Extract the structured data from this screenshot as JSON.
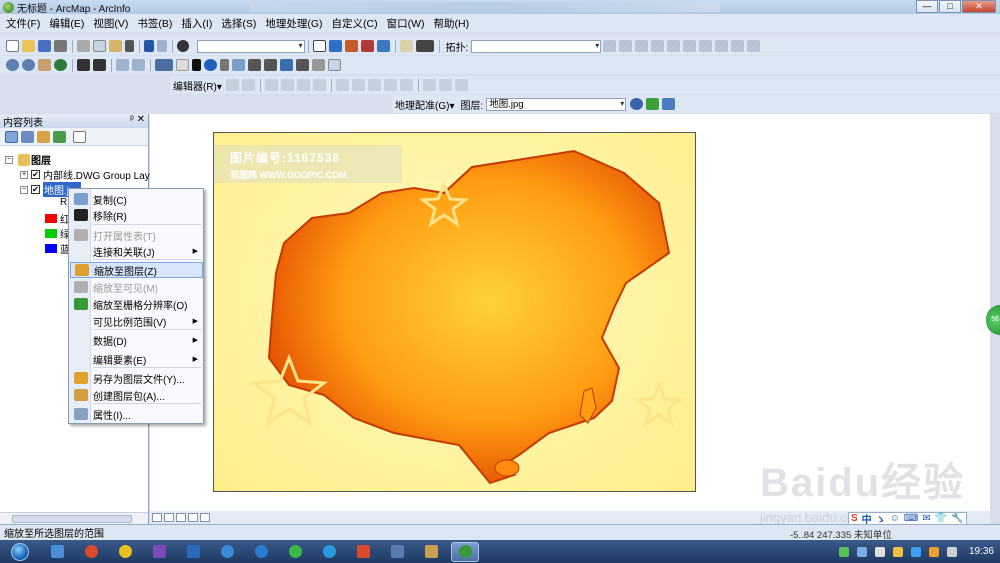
{
  "window": {
    "title": "无标题 - ArcMap - ArcInfo",
    "buttons": {
      "minimize": "—",
      "maximize": "□",
      "close": "✕"
    }
  },
  "menu": [
    "文件(F)",
    "编辑(E)",
    "视图(V)",
    "书签(B)",
    "插入(I)",
    "选择(S)",
    "地理处理(G)",
    "自定义(C)",
    "窗口(W)",
    "帮助(H)"
  ],
  "toolbars": {
    "topology_label": "拓扑:",
    "editor_label": "编辑器(R)▾",
    "georef_label": "地理配准(G)▾",
    "layer_label": "图层:",
    "layer_value": "地图.jpg"
  },
  "toc": {
    "header": "内容列表",
    "pins": "ᵖ ✕",
    "root": "图层",
    "layers": [
      {
        "name": "内部线.DWG Group Lay",
        "expand": "+"
      },
      {
        "name": "地图.jpg",
        "expand": "−"
      }
    ],
    "sub_label": "R",
    "legend": [
      {
        "label": "红",
        "color": "#ff0000"
      },
      {
        "label": "绿",
        "color": "#00cc00"
      },
      {
        "label": "蓝",
        "color": "#0000ff"
      }
    ]
  },
  "context_menu": {
    "items": [
      {
        "label": "复制(C)",
        "icon": "copy-icon",
        "disabled": false,
        "submenu": false,
        "selected": false
      },
      {
        "label": "移除(R)",
        "icon": "remove-icon",
        "disabled": false,
        "submenu": false,
        "selected": false
      },
      {
        "label": "打开属性表(T)",
        "icon": "table-icon",
        "disabled": true,
        "submenu": false,
        "selected": false
      },
      {
        "label": "连接和关联(J)",
        "icon": "",
        "disabled": false,
        "submenu": true,
        "selected": false
      },
      {
        "label": "缩放至图层(Z)",
        "icon": "zoom-layer-icon",
        "disabled": false,
        "submenu": false,
        "selected": true
      },
      {
        "label": "缩放至可见(M)",
        "icon": "zoom-visible-icon",
        "disabled": true,
        "submenu": false,
        "selected": false
      },
      {
        "label": "缩放至栅格分辨率(O)",
        "icon": "raster-resolution-icon",
        "disabled": false,
        "submenu": false,
        "selected": false
      },
      {
        "label": "可见比例范围(V)",
        "icon": "",
        "disabled": false,
        "submenu": true,
        "selected": false
      },
      {
        "label": "数据(D)",
        "icon": "",
        "disabled": false,
        "submenu": true,
        "selected": false
      },
      {
        "label": "编辑要素(E)",
        "icon": "",
        "disabled": false,
        "submenu": true,
        "selected": false
      },
      {
        "label": "另存为图层文件(Y)...",
        "icon": "save-layer-icon",
        "disabled": false,
        "submenu": false,
        "selected": false
      },
      {
        "label": "创建图层包(A)...",
        "icon": "layer-package-icon",
        "disabled": false,
        "submenu": false,
        "selected": false
      },
      {
        "label": "属性(I)...",
        "icon": "properties-icon",
        "disabled": false,
        "submenu": false,
        "selected": false
      }
    ],
    "submenu_arrow": "▶"
  },
  "map": {
    "watermark_line1": "图片编号:1167538",
    "watermark_line2": "我图网 WWW.OOOPIC.COM"
  },
  "status": {
    "message": "缩放至所选图层的范围",
    "coords": "-5..84  247.335 未知单位"
  },
  "overlay": {
    "baidu": "Baidu经验",
    "baidu_sub": "jingyan.baidu.com",
    "side_badge": "56"
  },
  "ime": [
    "S",
    "中",
    "ゝ",
    "☺",
    "⌨",
    "✉",
    "👕",
    "🔧"
  ],
  "taskbar": {
    "clock": "19:36"
  }
}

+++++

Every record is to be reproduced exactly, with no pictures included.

• _REPLY TO THE TASK_:
Extract the structured data from this screenshot as JSON.
{
  "window": {
    "title": "无标题 - ArcMap - ArcInfo",
    "buttons": {
      "minimize": "—",
      "maximize": "□",
      "close": "✕"
    }
  },
  "menu": [
    "文件(F)",
    "编辑(E)",
    "视图(V)",
    "书签(B)",
    "插入(I)",
    "选择(S)",
    "地理处理(G)",
    "自定义(C)",
    "窗口(W)",
    "帮助(H)"
  ],
  "toolbars": {
    "topology_label": "拓扑:",
    "editor_label": "编辑器(R)▾",
    "georef_label": "地理配准(G)▾",
    "layer_label": "图层:",
    "layer_value": "地图.jpg"
  },
  "toc": {
    "header": "内容列表",
    "pins": "ᵖ ✕",
    "root": "图层",
    "layers": [
      {
        "name": "内部线.DWG Group Lay",
        "expand": "+"
      },
      {
        "name": "地图.jpg",
        "expand": "−"
      }
    ],
    "sub_label": "R",
    "legend": [
      {
        "label": "红",
        "color": "#ff0000"
      },
      {
        "label": "绿",
        "color": "#00cc00"
      },
      {
        "label": "蓝",
        "color": "#0000ff"
      }
    ]
  },
  "context_menu": {
    "items": [
      {
        "label": "复制(C)",
        "icon": "copy-icon",
        "disabled": false,
        "submenu": false,
        "selected": false
      },
      {
        "label": "移除(R)",
        "icon": "remove-icon",
        "disabled": false,
        "submenu": false,
        "selected": false
      },
      {
        "label": "打开属性表(T)",
        "icon": "table-icon",
        "disabled": true,
        "submenu": false,
        "selected": false
      },
      {
        "label": "连接和关联(J)",
        "icon": "",
        "disabled": false,
        "submenu": true,
        "selected": false
      },
      {
        "label": "缩放至图层(Z)",
        "icon": "zoom-layer-icon",
        "disabled": false,
        "submenu": false,
        "selected": true
      },
      {
        "label": "缩放至可见(M)",
        "icon": "zoom-visible-icon",
        "disabled": true,
        "submenu": false,
        "selected": false
      },
      {
        "label": "缩放至栅格分辨率(O)",
        "icon": "raster-resolution-icon",
        "disabled": false,
        "submenu": false,
        "selected": false
      },
      {
        "label": "可见比例范围(V)",
        "icon": "",
        "disabled": false,
        "submenu": true,
        "selected": false
      },
      {
        "label": "数据(D)",
        "icon": "",
        "disabled": false,
        "submenu": true,
        "selected": false
      },
      {
        "label": "编辑要素(E)",
        "icon": "",
        "disabled": false,
        "submenu": true,
        "selected": false
      },
      {
        "label": "另存为图层文件(Y)...",
        "icon": "save-layer-icon",
        "disabled": false,
        "submenu": false,
        "selected": false
      },
      {
        "label": "创建图层包(A)...",
        "icon": "layer-package-icon",
        "disabled": false,
        "submenu": false,
        "selected": false
      },
      {
        "label": "属性(I)...",
        "icon": "properties-icon",
        "disabled": false,
        "submenu": false,
        "selected": false
      }
    ],
    "submenu_arrow": "▶"
  },
  "map": {
    "watermark_line1": "图片编号:1167538",
    "watermark_line2": "我图网 WWW.OOOPIC.COM"
  },
  "status": {
    "message": "缩放至所选图层的范围",
    "coords": "-5..84  247.335 未知单位"
  },
  "overlay": {
    "baidu": "Baidu经验",
    "baidu_sub": "jingyan.baidu.com",
    "side_badge": "56"
  },
  "ime": [
    "S",
    "中",
    "ゝ",
    "☺",
    "⌨",
    "✉",
    "👕",
    "🔧"
  ],
  "taskbar": {
    "clock": "19:36"
  }
}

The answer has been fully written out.